The forecasts are made by Professor Donald Combs of the Eastern Virginia Medical School and are based on existing technologies that are in varying stages of development and on extensions of those technologies.

His vision for the future includes airport x-ray style devices that "fry" excess fat with a laser. An overweight patient simply walks through the device and emerges several pounds lighter. No side effects are seen apart from the resizing of his wardrobe.

Patients with chronic diseases who need regular medication will benefit from a miniature implant that monitors and transmits data on heart and breathing rates, blood pressure, and blood sugar levels. And further into the future are links smart pumps that, when signalled, instantly deliver the correct medication.

Another prediction is the use of miniature telescopes that restore vision for patients with degenerative eye disease. The telescopes are powered by sunlight passing through the pupils to microscopic solar battery panels attached to the retinas.

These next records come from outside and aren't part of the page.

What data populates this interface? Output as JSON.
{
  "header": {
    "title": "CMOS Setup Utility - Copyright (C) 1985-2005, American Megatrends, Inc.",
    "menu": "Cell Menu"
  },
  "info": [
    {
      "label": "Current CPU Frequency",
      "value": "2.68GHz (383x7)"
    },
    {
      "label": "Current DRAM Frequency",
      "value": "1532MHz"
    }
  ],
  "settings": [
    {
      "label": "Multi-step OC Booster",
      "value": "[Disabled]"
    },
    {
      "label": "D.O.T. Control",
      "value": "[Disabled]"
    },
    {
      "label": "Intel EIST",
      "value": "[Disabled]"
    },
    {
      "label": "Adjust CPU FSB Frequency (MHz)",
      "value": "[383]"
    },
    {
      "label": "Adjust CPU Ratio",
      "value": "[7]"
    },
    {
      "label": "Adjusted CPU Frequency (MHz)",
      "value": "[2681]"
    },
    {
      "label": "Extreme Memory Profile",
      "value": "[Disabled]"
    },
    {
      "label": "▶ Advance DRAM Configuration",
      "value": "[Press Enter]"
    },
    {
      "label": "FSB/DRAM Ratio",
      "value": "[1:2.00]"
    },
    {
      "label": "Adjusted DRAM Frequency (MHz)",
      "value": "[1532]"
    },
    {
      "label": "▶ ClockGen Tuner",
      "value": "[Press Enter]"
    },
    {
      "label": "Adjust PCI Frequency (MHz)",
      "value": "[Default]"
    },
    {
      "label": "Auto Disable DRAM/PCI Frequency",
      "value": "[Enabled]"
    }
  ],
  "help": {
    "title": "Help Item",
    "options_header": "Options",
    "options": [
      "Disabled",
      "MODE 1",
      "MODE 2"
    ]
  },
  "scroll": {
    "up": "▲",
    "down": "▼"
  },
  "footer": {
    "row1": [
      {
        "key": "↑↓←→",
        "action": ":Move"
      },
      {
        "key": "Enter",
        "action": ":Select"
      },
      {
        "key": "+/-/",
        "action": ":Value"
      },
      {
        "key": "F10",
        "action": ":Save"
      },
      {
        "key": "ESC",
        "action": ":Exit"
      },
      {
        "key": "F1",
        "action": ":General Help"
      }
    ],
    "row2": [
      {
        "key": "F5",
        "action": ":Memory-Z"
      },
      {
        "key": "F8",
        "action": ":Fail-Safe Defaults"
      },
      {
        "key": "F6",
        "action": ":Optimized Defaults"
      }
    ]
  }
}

These scenarios illustrate potential clinical applications of technologies currently under development, says Professor Combs. For instance, devices that can sense and transmit heart and breathing rates already exist and implantable lenses are well-known.

Other emerging technologies include wave technology to isolate cancer cells, fabrication technology to manufacture customised body parts, and the use of miniature robots to track and destroy infections before they cause disease.

The individual and collective impact of these technologies is already present in some aspects of contemporary medicine and the rate of their impact is increasing, he concludes.
-end-


BMJ

Related Vision Articles from Brightsurf:

School-based vision screening programs found 1 in 10 kids had vision problems
A school-based vision screening program in kindergarten, shown to be effective at identifying untreated vision problems in 1 in 10 students, could be useful to implement widely in diverse communities, according to new research in CMAJ (Canadian Medical Association Journal) http://www.cmaj.ca/lookup/doi/10.1503/cmaj.191085.

Restoring vision by gene therapy
Latest scientific findings give hope for people with incurable retinal degeneration.

Vision loss influences perception of sound
People with severe vision loss can less accurately judge the distance of nearby sounds, potentially putting them more at risk of injury.

'Time is vision' after a stroke
University of Rochester researchers studied stroke patients who experienced vision loss and found that the patients retained some visual abilities immediately after the stroke but these abilities diminished gradually and eventually disappeared permanently after approximately six months.

Improving the vision of self-driving vehicles
There may be a better way for autonomous vehicles to learn how to drive themselves: by watching humans.

A new model of vision
MIT researchers have developed a computer model of face processing that could reveal how the brain produces richly detailed visual representations so quickly.

Vision may be the real cause of children's problems
Do you have poor motor skills or struggle to read, write or solve math problems?

Shark and ray vision comes into focus
Until now, little has been known about the evolution of vision in cartilaginous fishes, particularly sharks and their genetic cousins, the rays.

The birth of vision, from the retina to the brain
How do neurons differentiate to become individual components of the visual system?

Tracing the evolution of vision
The function of the visual photopigment rhodopsin and its action in the retina to facilitate vision is well understood.

Read More: Vision News and Vision Current Events
Brightsurf.com is a participant in the Amazon Services LLC Associates Program, an affiliate advertising program designed to provide a means for sites to earn advertising fees by advertising and linking to Amazon.com.